• [Your instructions]
Each line of the data that includes "Strongly" must be copied.

[Data excerpts]
------
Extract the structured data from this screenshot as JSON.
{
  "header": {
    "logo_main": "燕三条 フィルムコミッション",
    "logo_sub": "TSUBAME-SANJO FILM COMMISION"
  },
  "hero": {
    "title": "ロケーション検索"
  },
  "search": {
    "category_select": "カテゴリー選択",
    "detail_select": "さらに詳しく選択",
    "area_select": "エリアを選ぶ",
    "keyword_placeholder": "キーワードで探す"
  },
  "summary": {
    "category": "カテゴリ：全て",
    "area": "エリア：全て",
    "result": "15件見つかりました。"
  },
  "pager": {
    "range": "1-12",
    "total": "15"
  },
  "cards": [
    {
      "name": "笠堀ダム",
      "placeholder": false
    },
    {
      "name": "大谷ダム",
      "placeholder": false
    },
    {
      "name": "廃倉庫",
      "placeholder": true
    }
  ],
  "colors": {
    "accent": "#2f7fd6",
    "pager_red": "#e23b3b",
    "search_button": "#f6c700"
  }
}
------
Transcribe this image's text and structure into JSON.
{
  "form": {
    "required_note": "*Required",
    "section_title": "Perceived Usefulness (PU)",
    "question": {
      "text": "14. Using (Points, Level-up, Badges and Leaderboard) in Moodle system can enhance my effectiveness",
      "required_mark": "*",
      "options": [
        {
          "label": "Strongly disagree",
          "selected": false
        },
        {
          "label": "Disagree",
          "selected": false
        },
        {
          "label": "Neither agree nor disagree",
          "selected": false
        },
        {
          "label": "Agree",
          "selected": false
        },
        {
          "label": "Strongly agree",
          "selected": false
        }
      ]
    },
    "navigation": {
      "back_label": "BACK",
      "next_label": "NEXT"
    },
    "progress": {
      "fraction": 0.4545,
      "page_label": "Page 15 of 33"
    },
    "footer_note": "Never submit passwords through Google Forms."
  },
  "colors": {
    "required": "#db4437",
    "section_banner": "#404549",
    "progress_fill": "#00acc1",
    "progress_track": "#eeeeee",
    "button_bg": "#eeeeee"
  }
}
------
• [Response for this exercise]
          "label": "Strongly disagree",
          "label": "Strongly agree",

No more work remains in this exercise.